ATHENS (RNS) — Two factors have defined Greek life for at least the past century: religion and emigration.
Now, a new startup, Do My Tama, is helping ex-pats stay connected to their faith and families by offering to perform religious devotions, virtual pilgrimages and other religious services.
Unlike many Western European countries, where the percentage of the pious is down to single digits, Greeks have held fast to the Greek Orthodox Church, with some 55% saying religion is very important to their lives in an October 2018 report from the Pew Research Center.
That attachment has stuck with the more than 1.7 million Greeks who have left since the early 1900s — including half a million who have sought opportunities overseas since the global economic crisis nearly forced Greece to crash out of the European Union in 2014.
“Most people asking for our services are members of the Greek diaspora,” said Maria Psiridi, Do My Tama’s founder. “(One) Greek who’s now working in China asked us to light a candle and leave flowers on his mother’s grave in Athens because he hadn’t visited for three years.”
Part of being a pious Greek Orthodox is doing tama, or oblation: a promise one gives to God in exchange for help with a difficult task. It often involves making an offering of a golden plate at the icon of a saint. If someone is undergoing eye surgery, for example, the plate would be stamped with a pair of eyes.
For those can’t get to Greece, for $40 to $200, Do My Tama will take an oblation to the customer’s preferred church, monastery or saint, light a candle or take a traditional Orthodox offering of bread. An additional $70 gets a customer a video of the act.
Psiridi said she got the idea for the service last year, when a friend visited a church in Patmos, the Greek island where John, the author of the New Testament Book of Revelation, committed his visions to words, and the friend proceeded to light dozens of candles.
“I teased my friend by telling him he’ll use up all the available candles,” said Psiridi. “He replied that it’s all requests from friends in the U.S. who heard he’s going to Patmos and asked him to light candles for them. That’s when it hit me.”
Psiridi said her service also covers another need: work. She has established a network of about 100 locals to fulfill the requests, giving much-needed income to young people whose lives have been stalled by a post-crisis unemployment of 49% for those under 24.
Churches and charities, meanwhile, have seen their contributions drop sharply in the past decade as social service budgets have taken hits because of government austerity measures.
Psiridi divides the fees she charges among the surrogate performing the tama, the church at which it is performed and a Greek charity of the customer’s choice. She takes a small percentage for the maintenance of the service.
When Psiridi’s online service popped up last November, it promptly went viral in Greece, drawing as many critics as fans. On social media, some called the service a scam.

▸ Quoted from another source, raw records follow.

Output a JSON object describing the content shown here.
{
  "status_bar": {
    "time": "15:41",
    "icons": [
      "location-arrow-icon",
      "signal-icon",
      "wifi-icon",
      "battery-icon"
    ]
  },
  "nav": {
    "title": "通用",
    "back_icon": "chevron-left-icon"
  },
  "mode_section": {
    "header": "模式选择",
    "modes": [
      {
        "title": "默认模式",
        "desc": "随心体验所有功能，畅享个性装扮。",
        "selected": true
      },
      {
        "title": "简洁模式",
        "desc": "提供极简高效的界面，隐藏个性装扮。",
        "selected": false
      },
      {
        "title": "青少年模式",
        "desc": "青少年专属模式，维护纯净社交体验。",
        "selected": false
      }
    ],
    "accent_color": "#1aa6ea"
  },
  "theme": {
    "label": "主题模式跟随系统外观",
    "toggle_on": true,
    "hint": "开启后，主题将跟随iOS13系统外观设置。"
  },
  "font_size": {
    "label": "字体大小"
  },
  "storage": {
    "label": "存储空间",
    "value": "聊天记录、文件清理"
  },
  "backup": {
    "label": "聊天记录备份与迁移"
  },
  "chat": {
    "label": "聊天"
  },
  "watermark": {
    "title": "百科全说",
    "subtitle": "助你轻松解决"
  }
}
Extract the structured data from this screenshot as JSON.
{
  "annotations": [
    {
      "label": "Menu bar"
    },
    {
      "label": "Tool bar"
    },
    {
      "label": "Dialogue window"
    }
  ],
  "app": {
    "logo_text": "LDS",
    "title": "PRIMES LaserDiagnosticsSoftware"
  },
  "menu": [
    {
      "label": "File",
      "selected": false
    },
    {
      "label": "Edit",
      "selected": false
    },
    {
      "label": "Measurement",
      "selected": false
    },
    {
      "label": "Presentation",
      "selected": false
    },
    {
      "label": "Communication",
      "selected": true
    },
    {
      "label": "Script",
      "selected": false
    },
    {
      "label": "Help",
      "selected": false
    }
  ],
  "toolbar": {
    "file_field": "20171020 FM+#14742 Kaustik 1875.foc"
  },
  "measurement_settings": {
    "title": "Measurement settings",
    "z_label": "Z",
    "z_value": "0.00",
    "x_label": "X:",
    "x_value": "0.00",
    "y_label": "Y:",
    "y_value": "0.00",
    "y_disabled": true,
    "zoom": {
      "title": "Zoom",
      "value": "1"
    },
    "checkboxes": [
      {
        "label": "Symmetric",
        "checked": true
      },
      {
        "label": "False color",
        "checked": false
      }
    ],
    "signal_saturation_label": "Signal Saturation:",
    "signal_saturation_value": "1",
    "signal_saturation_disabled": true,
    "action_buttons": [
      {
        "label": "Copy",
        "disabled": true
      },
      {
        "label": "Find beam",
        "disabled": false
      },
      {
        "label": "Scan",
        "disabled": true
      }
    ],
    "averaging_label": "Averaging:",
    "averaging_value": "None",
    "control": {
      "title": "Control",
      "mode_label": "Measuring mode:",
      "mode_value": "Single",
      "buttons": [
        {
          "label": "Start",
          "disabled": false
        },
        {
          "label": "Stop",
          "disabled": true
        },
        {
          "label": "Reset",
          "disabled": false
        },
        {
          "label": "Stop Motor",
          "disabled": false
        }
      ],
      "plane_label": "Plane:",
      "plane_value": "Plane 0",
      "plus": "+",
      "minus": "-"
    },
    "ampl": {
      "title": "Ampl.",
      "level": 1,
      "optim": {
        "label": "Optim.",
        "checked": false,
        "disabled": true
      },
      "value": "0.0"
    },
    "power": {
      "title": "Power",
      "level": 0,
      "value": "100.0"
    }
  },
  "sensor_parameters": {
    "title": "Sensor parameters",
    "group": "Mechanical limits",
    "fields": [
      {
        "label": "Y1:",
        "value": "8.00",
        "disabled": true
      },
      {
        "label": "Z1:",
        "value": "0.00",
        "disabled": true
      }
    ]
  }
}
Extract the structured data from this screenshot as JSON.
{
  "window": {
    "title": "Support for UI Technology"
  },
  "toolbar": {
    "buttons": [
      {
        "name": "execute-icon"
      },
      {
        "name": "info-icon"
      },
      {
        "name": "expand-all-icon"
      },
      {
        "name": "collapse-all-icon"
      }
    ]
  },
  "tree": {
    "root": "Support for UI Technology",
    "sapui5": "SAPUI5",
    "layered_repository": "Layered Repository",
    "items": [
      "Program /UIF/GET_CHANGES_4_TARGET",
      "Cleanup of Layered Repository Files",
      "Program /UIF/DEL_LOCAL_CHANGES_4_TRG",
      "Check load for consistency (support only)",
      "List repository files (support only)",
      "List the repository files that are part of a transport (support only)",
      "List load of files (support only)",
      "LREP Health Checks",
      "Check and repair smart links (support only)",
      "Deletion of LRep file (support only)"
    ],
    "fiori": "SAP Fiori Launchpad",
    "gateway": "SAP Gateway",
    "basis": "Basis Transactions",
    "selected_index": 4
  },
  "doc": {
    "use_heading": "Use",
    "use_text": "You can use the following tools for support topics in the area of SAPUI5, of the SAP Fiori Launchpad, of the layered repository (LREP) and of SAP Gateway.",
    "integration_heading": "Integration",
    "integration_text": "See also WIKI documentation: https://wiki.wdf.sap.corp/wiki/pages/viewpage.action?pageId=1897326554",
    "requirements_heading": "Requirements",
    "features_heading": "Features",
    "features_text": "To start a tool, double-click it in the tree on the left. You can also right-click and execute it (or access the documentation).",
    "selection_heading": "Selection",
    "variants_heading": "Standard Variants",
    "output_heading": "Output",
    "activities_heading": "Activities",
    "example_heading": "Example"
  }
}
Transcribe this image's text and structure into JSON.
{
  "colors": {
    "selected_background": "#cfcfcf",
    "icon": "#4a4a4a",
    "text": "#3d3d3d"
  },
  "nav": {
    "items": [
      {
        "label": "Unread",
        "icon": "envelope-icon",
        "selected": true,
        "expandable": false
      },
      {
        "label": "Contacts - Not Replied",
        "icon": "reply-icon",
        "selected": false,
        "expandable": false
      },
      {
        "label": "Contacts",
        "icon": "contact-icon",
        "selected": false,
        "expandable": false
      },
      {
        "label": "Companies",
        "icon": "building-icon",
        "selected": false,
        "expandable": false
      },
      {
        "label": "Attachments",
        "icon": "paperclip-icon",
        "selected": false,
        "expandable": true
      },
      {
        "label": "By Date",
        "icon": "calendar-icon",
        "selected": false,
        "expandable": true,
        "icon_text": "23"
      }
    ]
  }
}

Some church officials threatened legal action.
The board of directors of the Church of St. John the Russian in Evia, the site of one of the most popular pilgrimages in Greece, expressed outrage when it was listed on DoMyTama.com’s initial list of places the service would visit on behalf of users.
“We have nothing to do with this initiative,” said the church’s website. “The Metropolitan of Chalkis and the members of the board of St. John don’t approve of this practice. … Our legal advisor will send a formal complaint to those responsible for the website in order to take down any reference to St. John the Russian.”
Another pilgrimage originally listed was Our Lady of Tinos, on the island of Tinos. Every Aug. 15, the feast day on which Christians celebrate the bodily assumption of Jesus’ mother, Mary, into heaven, thousands of pilgrims travel the kilometer (six-tenths of a mile) from the ferry port to the shrine on their knees. The Our Lady of Tinos shrine is one of the most visited and wealthy shrines across Greece, with annual earnings of more than $4 million.
The board of Our Lady of Tinos island, which is dedicated to an icon of Virgin Mary believed to be the source of miracles, threatened “to take legal action for the protection of the institution and the pilgrims’ reverence,” it said in a statement.
The mockery, skepticism and anger surprised and saddened Psiridi. Still, she said, she never received any formal complaints nor has anyone sued her.
“I was so sad for two days after the trolling and the hate messages started,” she said. “I think people didn’t get what we tried to do. I was surprised because we’re a team trying to bring together Greeks and do good.”
Psiridi points to an 18-year-old woman in Australia who had one of the Do My Tama team members go to a village in northern Greece and light a candle at the local church. After the young woman received the video of the oblation, she showed it to her grandmother, who burst into tears of joy.